Murray, along with Kluckhohn and the sociological theorist Talcott Parsons, helped create the famous, but short-lived, interdisciplinary Department of Social Relations at Harvard. And he was illustrious enough to have been asked to testify as an expert witness in behalf of Alger Hiss in the second trial that ended in Hiss's being convicted of perjury. (Murray's social standing was so secure, one of his forbearers having been the last Tory governor of Virginia, that J. Edgar Hoover's FBI conducted only the most cursory report on him.) Dean Acheson, secretary of state under President Harry Truman, was a classmate of Murray's at Groton, and reported in 1970 that Murray had been the "outstanding" member of their class "in the sense of originality of mind, curiosity about everything, sympathetic personality, catholicity of taste, cultural breadth." Murray felt blocked as a writer, not just in connection with his Melville project but in explaining his whole orientation toward human nature. Yet he remains memorable not just for his emphasis on turning from the abnormal to the normal, and from failure to success, but because he fought against dogmatism in psychoanalysis as unscientific, and insisted on distrusting any truth that became a sect.
Anderson, James W. (1988). Henry A. Murray's early career: A psychobiographical exploration. Journal of Personality, 6 (1), 139-71.
Kluckhohn, Clyde and Murray, Henry A. (eds.). (1948). Personality in nature, society and culture. New York: Knopf.
Murray, Henry A. (1938). Explorations in personality. New York: Oxford University Press.
Roazen, Paul. (2003). Interviews on Freud and Jung with Henry A. Murray in 1965. Journal of Analytical Psychology, 48 (1), 1-27.
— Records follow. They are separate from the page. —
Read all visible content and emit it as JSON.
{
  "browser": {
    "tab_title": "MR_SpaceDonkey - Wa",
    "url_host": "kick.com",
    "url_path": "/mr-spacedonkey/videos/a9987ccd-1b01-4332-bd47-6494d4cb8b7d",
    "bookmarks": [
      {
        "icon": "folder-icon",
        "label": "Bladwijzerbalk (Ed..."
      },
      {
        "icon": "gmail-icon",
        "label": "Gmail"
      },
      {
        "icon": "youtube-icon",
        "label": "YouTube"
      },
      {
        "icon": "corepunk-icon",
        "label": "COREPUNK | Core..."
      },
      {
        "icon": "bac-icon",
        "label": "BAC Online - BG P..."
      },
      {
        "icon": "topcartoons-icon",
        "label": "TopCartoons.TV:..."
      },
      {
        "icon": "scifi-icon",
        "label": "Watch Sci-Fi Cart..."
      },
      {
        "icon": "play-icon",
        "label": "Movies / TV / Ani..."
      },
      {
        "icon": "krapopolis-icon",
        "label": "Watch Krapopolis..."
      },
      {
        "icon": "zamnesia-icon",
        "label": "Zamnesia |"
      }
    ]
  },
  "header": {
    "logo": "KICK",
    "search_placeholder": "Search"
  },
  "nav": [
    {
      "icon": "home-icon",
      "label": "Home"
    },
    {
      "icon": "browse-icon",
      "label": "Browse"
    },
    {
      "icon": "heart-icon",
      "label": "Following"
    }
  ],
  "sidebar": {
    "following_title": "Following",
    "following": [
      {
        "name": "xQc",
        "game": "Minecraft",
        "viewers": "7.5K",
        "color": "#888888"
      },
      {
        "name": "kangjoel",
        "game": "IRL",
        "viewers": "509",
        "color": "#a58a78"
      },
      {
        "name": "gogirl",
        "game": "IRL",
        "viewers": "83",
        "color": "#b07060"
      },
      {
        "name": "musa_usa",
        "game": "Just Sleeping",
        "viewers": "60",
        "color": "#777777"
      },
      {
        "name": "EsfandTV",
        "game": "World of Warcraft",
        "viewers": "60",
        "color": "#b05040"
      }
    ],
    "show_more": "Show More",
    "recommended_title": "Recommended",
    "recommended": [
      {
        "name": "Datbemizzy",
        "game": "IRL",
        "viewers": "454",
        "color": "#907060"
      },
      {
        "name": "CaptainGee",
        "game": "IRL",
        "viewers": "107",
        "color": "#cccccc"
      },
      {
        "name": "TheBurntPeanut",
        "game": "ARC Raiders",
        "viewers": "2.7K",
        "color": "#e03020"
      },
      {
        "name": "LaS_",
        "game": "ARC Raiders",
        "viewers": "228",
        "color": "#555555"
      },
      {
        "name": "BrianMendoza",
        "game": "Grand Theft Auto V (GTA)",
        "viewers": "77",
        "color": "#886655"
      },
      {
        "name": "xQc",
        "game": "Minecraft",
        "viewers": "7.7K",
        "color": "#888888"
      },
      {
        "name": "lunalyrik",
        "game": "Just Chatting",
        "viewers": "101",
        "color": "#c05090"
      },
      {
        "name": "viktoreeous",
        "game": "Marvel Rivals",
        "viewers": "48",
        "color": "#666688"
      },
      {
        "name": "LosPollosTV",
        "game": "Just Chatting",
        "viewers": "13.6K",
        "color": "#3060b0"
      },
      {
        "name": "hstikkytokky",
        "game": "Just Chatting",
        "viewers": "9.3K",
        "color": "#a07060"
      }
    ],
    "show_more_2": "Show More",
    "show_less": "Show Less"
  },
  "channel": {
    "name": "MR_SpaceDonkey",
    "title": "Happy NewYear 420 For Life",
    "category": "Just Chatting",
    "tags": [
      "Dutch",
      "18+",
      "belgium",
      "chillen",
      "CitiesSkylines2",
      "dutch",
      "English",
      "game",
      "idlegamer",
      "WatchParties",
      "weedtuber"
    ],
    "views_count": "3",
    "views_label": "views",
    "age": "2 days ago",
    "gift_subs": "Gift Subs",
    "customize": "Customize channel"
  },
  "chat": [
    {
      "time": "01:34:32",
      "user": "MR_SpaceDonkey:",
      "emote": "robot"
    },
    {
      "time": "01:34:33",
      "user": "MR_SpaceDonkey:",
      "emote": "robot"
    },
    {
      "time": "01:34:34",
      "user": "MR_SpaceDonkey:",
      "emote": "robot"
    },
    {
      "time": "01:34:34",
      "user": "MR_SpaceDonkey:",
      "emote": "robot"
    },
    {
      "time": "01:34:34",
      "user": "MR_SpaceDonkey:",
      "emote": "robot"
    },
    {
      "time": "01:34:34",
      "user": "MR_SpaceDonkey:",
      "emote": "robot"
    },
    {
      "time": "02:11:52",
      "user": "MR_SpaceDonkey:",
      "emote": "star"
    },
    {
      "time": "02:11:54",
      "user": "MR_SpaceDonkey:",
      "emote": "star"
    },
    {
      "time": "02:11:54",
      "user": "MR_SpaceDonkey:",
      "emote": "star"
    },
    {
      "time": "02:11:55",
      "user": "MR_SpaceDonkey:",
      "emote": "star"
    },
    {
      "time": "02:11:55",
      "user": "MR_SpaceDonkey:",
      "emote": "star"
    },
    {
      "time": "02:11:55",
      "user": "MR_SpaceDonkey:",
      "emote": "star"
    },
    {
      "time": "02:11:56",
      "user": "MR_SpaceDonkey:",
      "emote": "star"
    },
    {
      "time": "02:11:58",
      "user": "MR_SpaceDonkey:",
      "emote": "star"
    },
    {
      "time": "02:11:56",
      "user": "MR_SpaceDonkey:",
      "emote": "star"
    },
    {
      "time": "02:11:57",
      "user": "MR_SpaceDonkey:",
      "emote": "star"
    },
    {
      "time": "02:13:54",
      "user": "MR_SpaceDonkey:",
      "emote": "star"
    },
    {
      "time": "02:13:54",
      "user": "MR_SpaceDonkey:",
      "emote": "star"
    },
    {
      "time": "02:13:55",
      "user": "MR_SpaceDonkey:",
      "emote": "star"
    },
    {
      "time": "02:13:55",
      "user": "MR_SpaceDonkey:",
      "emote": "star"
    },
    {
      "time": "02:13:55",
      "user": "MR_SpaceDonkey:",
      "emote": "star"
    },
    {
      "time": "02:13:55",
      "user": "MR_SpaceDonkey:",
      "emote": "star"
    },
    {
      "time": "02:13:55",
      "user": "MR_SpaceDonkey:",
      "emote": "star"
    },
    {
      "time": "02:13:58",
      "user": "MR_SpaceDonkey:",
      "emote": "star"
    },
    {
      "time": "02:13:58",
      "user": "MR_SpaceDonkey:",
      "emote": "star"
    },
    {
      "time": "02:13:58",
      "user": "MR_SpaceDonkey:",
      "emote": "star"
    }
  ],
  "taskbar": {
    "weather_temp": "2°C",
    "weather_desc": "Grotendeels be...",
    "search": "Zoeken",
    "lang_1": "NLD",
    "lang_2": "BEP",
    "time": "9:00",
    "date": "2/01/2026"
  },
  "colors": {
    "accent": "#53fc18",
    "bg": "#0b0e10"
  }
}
Robinson, Forrest. (1992). Love's story told: A life of Henry A. Murray. Cambridge, MA: Harvard University Press.